PROBLEM REQUIREMENTS:
Look through the entries for the string "person", and copy each line that holds it.

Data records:
┌────────

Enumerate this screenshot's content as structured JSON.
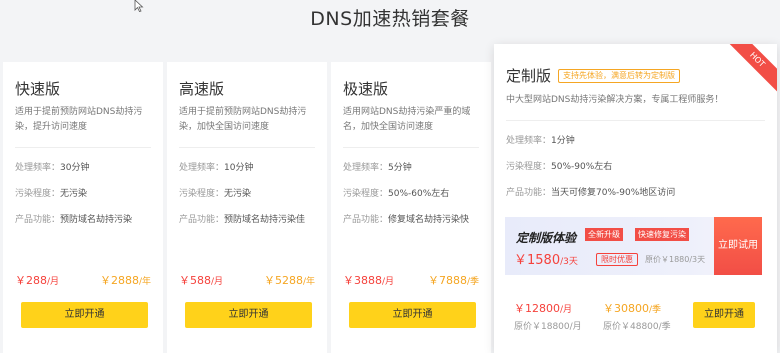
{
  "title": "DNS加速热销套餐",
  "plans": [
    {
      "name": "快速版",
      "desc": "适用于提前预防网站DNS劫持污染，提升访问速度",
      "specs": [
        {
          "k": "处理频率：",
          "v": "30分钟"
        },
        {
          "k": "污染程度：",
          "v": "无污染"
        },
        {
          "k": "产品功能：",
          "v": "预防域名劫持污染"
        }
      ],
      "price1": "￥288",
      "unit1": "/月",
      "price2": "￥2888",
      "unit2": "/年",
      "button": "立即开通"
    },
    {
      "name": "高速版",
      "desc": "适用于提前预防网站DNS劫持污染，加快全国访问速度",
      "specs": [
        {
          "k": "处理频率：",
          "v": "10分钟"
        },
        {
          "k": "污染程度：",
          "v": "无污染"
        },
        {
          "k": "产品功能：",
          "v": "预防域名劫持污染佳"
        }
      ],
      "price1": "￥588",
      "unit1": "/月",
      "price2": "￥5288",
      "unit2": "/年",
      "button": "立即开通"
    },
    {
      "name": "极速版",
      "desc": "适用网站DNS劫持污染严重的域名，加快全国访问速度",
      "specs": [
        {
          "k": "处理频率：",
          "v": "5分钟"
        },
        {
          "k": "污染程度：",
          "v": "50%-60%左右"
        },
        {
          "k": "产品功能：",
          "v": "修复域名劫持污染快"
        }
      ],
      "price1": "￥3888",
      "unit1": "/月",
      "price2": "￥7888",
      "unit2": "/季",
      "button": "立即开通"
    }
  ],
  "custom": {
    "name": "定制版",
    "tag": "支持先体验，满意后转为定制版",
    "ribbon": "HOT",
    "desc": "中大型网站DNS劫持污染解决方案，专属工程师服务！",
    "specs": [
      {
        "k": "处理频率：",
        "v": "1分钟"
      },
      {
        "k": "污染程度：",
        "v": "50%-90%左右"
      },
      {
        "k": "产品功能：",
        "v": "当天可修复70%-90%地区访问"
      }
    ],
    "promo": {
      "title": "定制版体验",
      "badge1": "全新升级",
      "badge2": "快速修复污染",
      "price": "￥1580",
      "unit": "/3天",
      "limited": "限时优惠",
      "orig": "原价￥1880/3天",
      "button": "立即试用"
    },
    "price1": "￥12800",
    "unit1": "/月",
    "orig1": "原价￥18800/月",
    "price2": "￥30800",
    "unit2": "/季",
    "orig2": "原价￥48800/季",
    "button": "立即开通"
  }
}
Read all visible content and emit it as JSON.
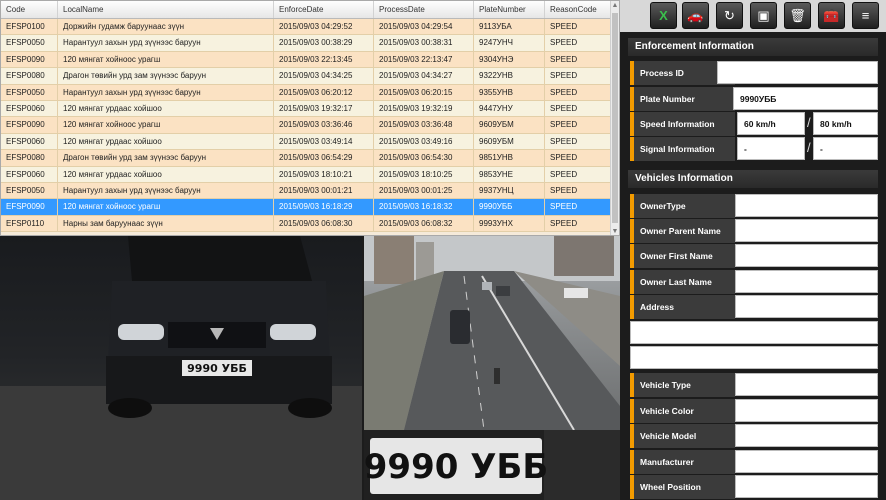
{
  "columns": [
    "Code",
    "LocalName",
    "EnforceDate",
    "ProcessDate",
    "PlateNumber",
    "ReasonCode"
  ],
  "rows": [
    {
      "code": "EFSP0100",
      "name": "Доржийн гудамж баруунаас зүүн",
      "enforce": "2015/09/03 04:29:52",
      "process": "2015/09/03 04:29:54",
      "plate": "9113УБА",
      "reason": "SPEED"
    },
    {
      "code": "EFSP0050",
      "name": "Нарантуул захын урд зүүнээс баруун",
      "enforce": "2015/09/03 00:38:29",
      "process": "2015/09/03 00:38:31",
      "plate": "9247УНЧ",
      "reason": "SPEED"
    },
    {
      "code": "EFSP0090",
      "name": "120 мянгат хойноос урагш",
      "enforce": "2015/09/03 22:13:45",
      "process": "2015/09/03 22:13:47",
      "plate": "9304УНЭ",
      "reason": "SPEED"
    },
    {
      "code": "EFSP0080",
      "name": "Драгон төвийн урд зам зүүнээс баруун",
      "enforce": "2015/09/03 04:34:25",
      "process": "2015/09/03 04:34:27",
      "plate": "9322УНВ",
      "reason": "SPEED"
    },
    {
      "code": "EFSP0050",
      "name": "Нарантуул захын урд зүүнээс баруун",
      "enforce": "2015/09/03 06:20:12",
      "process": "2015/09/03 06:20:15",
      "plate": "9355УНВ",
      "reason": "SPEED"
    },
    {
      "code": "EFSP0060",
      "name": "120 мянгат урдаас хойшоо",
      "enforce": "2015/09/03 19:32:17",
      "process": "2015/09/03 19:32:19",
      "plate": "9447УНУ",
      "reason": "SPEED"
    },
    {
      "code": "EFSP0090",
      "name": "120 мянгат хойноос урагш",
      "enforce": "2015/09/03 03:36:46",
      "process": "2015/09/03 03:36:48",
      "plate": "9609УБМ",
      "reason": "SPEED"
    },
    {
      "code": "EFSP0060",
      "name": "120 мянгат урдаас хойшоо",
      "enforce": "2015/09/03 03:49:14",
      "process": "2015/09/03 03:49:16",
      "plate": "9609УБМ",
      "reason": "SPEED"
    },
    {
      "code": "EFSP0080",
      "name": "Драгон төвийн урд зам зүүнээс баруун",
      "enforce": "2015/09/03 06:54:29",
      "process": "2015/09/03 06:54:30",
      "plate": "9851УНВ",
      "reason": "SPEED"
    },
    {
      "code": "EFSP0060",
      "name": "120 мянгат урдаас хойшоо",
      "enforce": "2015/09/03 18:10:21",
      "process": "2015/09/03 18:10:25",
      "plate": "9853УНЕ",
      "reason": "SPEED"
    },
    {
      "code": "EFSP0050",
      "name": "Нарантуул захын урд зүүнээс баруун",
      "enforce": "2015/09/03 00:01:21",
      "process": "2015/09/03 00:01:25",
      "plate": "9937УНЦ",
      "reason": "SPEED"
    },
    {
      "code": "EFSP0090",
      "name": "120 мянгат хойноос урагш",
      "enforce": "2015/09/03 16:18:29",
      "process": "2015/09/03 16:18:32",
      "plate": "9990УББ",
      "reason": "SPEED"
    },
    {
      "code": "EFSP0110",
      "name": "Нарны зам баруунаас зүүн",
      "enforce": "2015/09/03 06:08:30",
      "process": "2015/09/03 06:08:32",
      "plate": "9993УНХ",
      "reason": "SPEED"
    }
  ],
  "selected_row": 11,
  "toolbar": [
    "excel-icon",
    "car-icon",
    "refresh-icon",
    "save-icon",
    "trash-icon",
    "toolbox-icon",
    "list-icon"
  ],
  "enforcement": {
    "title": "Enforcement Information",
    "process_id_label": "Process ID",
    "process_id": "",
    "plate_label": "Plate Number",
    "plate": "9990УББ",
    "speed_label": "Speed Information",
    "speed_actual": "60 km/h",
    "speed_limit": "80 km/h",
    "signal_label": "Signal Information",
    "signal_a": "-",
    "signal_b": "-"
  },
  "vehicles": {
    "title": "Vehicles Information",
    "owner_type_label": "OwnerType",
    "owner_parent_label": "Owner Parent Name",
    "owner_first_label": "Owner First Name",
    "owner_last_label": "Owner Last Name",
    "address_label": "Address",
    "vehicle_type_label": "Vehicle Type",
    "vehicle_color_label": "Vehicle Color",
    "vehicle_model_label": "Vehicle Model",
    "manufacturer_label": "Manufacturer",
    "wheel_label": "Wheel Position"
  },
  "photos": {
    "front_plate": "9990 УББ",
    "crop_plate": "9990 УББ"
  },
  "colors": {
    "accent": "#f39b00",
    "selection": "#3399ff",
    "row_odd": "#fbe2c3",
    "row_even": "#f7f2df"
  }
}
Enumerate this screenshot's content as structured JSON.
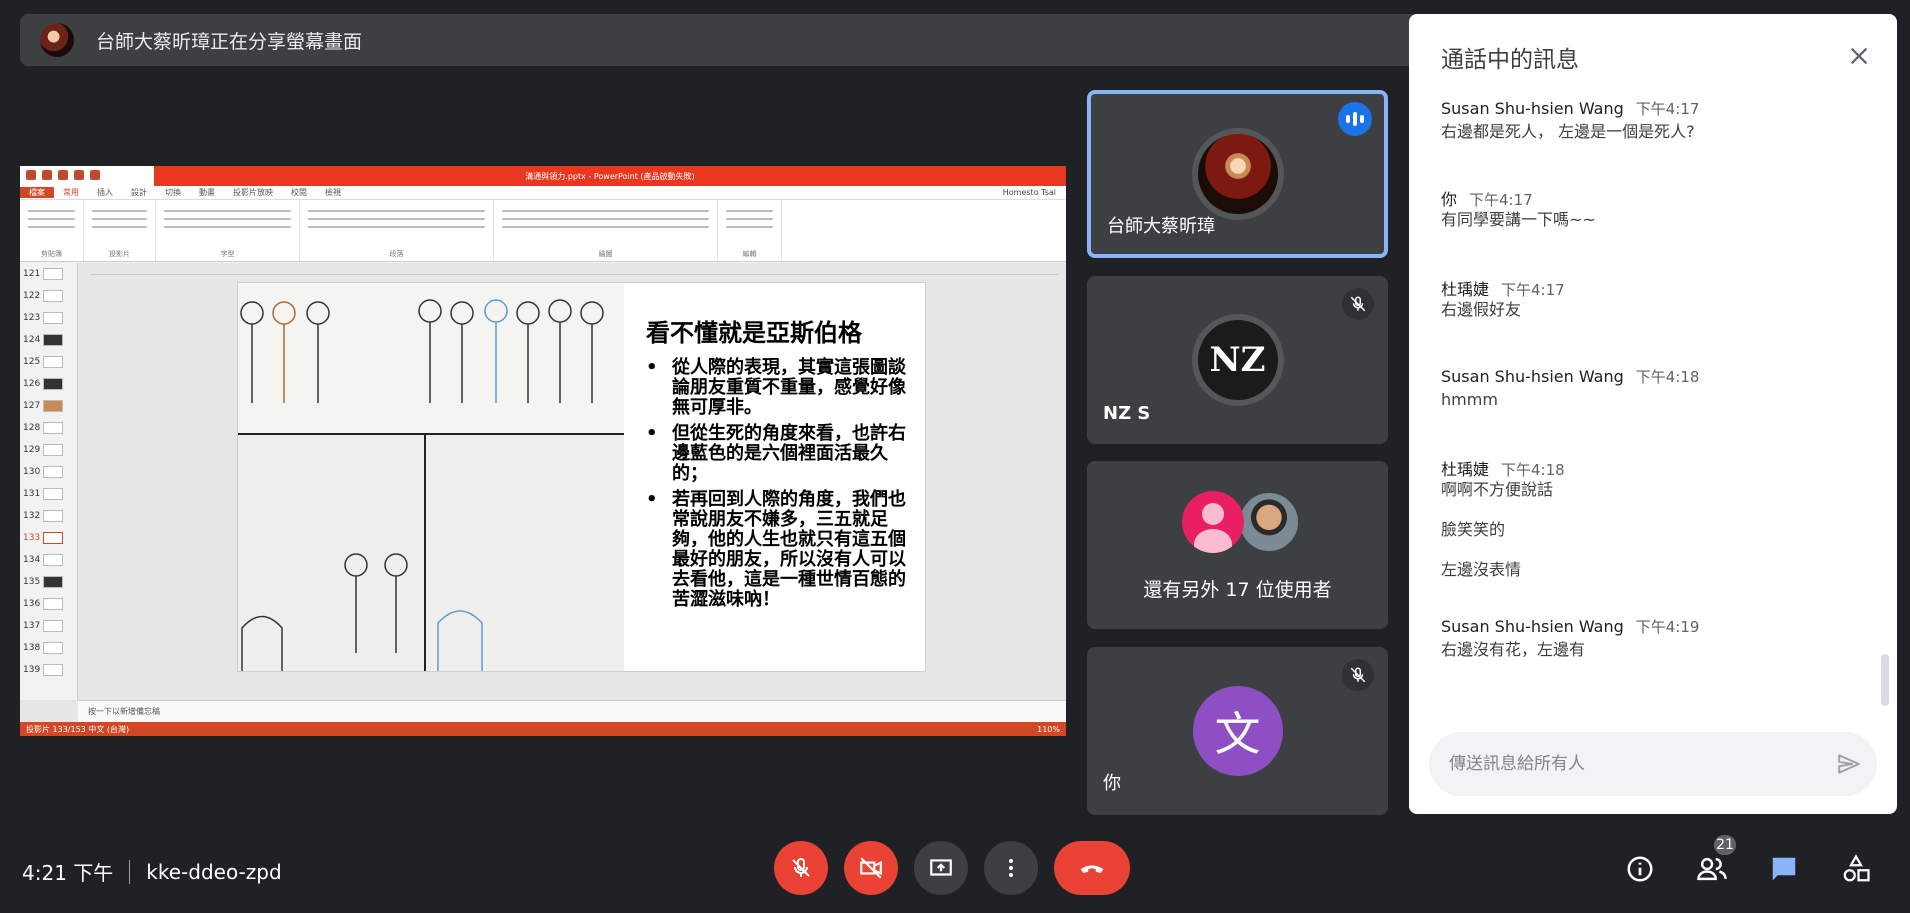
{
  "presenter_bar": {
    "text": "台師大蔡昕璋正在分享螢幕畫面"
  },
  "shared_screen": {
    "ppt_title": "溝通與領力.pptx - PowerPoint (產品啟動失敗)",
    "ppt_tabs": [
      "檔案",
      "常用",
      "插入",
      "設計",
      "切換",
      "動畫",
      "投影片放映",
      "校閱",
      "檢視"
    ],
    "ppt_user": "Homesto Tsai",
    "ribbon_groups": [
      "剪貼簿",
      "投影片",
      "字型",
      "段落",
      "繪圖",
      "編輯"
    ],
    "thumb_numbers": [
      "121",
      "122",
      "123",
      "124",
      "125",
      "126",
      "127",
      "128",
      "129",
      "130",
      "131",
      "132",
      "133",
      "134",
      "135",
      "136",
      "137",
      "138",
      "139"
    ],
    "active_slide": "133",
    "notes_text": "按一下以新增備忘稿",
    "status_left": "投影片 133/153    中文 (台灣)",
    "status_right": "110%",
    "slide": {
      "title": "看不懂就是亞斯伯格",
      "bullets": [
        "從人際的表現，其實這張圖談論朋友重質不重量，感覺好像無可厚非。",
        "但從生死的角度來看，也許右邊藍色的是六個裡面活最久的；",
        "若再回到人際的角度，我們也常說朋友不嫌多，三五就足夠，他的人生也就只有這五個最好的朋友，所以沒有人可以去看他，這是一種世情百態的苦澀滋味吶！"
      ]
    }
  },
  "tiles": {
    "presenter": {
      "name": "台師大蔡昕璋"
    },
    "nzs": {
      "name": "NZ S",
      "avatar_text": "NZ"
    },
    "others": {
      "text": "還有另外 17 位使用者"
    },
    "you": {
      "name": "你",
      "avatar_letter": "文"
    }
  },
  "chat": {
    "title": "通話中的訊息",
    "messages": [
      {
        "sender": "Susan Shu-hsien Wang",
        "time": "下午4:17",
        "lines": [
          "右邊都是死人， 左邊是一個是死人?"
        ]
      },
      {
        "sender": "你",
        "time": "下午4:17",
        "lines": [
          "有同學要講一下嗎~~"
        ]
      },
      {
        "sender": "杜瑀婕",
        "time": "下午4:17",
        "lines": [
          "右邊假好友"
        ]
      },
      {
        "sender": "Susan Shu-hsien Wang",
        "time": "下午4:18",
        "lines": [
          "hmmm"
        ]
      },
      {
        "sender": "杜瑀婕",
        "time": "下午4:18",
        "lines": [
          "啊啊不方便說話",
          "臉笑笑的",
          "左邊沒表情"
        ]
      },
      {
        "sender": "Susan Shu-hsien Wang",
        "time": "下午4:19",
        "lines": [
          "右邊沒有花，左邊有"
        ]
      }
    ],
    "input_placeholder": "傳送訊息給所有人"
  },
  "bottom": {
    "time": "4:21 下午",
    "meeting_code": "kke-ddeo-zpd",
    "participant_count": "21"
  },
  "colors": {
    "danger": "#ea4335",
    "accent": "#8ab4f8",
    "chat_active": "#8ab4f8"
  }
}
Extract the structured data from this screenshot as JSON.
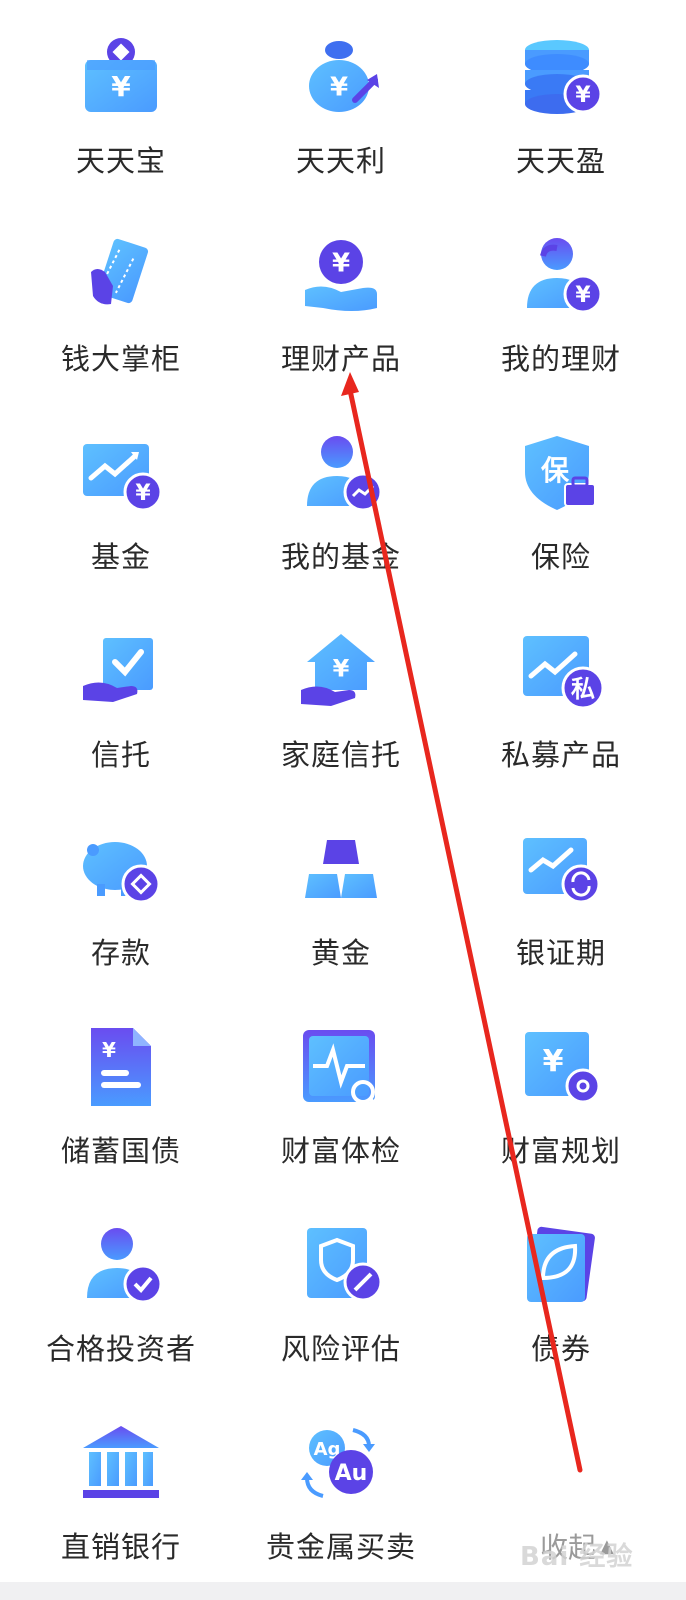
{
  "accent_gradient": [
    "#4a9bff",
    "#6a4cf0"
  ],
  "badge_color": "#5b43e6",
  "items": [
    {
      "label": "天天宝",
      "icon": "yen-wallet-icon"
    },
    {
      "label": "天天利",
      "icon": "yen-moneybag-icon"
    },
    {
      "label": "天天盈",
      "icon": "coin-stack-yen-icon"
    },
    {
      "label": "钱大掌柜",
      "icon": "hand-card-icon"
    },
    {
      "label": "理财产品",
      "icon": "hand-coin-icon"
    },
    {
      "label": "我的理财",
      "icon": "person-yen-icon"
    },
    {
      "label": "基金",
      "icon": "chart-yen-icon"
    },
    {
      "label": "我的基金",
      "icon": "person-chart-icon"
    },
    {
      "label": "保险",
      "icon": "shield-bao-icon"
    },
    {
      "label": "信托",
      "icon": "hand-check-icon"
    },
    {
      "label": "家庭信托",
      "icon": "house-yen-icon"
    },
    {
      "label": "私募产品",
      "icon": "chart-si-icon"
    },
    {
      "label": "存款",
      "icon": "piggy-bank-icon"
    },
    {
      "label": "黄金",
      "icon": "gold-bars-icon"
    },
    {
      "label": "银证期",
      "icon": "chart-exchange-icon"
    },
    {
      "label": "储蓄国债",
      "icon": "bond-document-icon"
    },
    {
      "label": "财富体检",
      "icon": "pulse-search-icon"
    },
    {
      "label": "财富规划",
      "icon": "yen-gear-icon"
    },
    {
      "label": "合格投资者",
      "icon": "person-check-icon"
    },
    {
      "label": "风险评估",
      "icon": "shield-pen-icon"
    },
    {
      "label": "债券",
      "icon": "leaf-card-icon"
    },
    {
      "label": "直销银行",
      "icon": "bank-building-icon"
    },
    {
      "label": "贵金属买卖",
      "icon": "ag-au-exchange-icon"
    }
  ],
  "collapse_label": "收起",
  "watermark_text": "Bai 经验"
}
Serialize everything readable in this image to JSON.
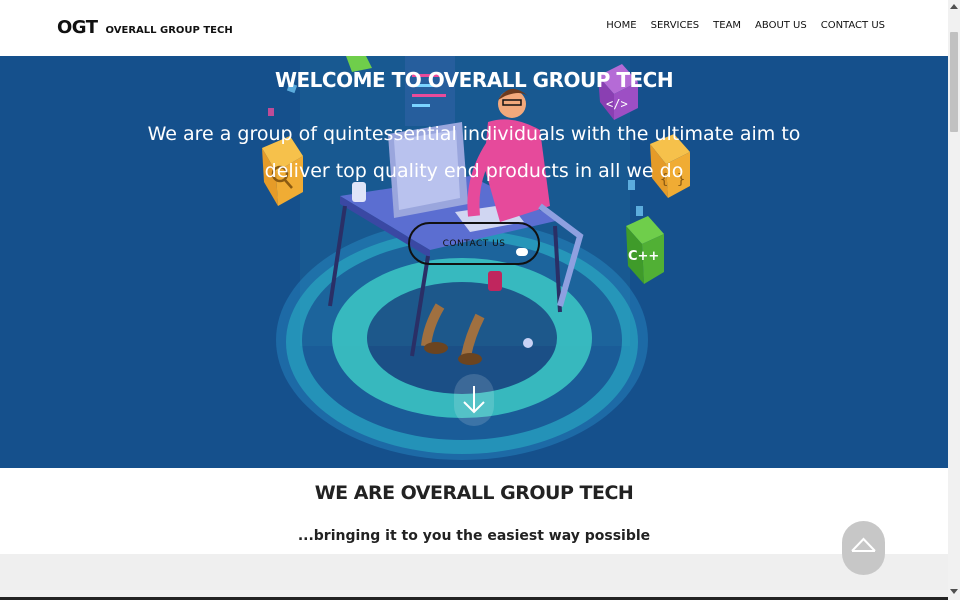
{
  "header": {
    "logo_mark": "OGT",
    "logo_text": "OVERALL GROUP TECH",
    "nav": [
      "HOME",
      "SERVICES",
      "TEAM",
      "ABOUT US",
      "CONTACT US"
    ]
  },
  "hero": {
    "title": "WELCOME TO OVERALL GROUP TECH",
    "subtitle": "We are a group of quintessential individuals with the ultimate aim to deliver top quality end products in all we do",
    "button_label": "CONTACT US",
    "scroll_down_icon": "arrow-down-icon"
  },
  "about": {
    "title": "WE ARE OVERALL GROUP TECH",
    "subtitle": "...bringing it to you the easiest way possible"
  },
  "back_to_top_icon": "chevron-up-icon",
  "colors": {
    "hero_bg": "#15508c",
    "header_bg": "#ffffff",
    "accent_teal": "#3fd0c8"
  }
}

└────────

WRITTEN RESPONSE:
      "icon": "person-yen-icon"
      "icon": "person-chart-icon"
      "icon": "person-check-icon"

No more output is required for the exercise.